The seriousness of the Bezos allegation set off a media firestorm. A who’s who of legacy media and NeverTrump personalities, without evidence, began accusing the president, Saudi Arabia, and David Pecker of colluding, sometimes through extrajudicial means, to bring down Mr. Bezos.
This should be getting more attention > https://t.co/6E8VlovDxw
— Maggie Haberman (@maggieNYT) February 8, 2019
Jeff Bezos is a complexifier for David Pecker — and it won’t end well. https://t.co/WP63uXkyZh
— Maureen Dowd (@maureendowd) February 9, 2019
If Bezos’s investigator was getting close to exposing collusion between AMI, the Saudis, and Kushner-Trump in illegal hacking of Bezos’s phone, that would explain the panic at AMI.
— Bill Kristol (@BillKristol) February 8, 2019
The exposure of Saudi collusion may turn out to be as threatening to Trump as that of Russia collusion.
— Bill Kristol (@BillKristol) February 8, 2019
1. It came out of left field, but last night's bombshell developments seem to have exposed a tangled web involving the Saudis, MBS, their allies, Team Trump, global hacking rings, Khashoggi, the Washington Post and Bezos that could take everything down.

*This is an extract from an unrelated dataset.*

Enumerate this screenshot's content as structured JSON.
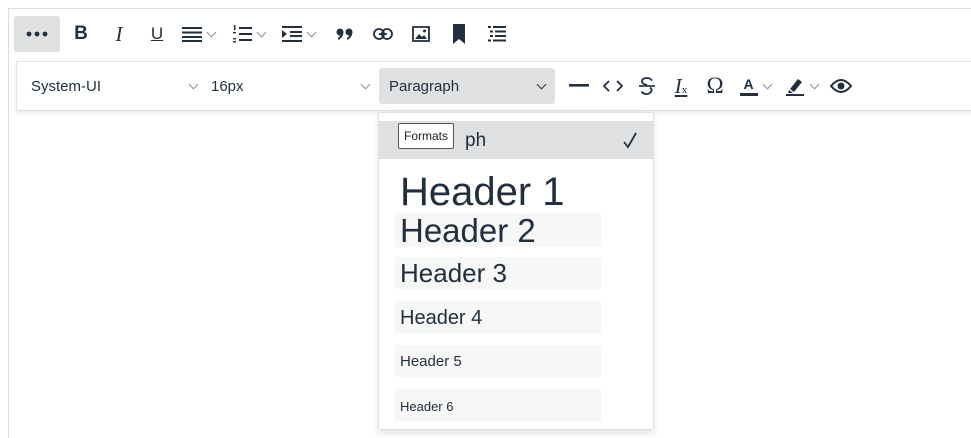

Follow the chain here:
— Will Bunch (@Will_Bunch) February 8, 2019
Are Donald Trump and the murderous Saudi Prince bin Salman co-conspirators with David Pecker and AMI in a failed criminal plot to blackmail and extort Jeff Bezos as owner of the Washington Post? Asking for a friend in the Southern District of New York.
— Laurence Tribe (@tribelaw) February 8, 2019
The David Pecker of today is the center of a half-dozen national conversations from Jeff Bezos to the Saudis. And, of course, Donald Trump https://t.co/yNjp64I9b3
— The Daily Beast (@thedailybeast) March 3, 2019
As the mystery deepens of how the National Enquirer obtained Jeff Bezos’ private communications, I am reminded that Saudi Arabia (which has no love lost for the Washington Post) bought very sophisticated spy software from an Israeli company: https://t.co/XqcXzPMqDK
— Max Boot (@MaxBoot) February 10, 2019
Evidence never surfaced that the accused entities engaged in an anti-Bezos conspiracy. President Trump and Saudi Arabia have legitimate grievances with the Washington Post’s extremely biased coverage. The Post has been at the forefront of pushing the Trump-Russia conspiracy theory since day one of the Trump administration..
As for Saudi Arabia, the Washington Post has used the death of its columnist, Jamal Khashoggi, to continue to take shots at Riyadh. I explained their nonstop campaign against the Saudi monarchy in a February 12 column for Conservative Review:
The Washington Post has taken to extreme measures in publishing unrelentingly negative stories against Saudi Arabia. Following Khashoggi’s death, The Post became weaponized into an open forum for foreign governments and radical Islamist and jihadi groups opposed to Saudi Arabia’s role in the Middle East. The Post routinely falsely categorized its deceased Islamist columnist Khashoggi as a democracy advocate, a journalist, and a voice for reform, none of which is even remotely true.
As the campaign continued, Bezos never provided any evidence to support his grand conspiracy theory involving hacking, spying, and revenge. Moreover, all of the parties accused of wrongdoing unequivocally denied that they were behind anything having to do with Bezos.
On Monday evening, the Wall Street Journal cleared up all remaining doubt in what some have come to label Peckergate. The Journal found that there was no grand conspiracy involving President Trump, foreign entities, or Pecker. There was no evidence that Bezos’ information was stolen or that he was hacked.
“The reality is simpler: Michael Sanchez, the brother of Mr. Bezos’ lover, sold the billionaire’s secrets for $200,000 to the Enquirer’s publisher, said people familiar with the matter,” the Journal reported. This added to other media reports, which also pointed to Sanchez as the man who fed the story to the Enquirer. They were published about one week after Mr. Bezos published his Medium post.
By all accounts, Jeff Bezos invented a Trump-Pecker-Saudi collusion conspiracy theory out of thin air. Not even the world’s richest man should be allowed to get away with spreading incriminating hoaxes. After all, “Democracy Dies in Darkness.”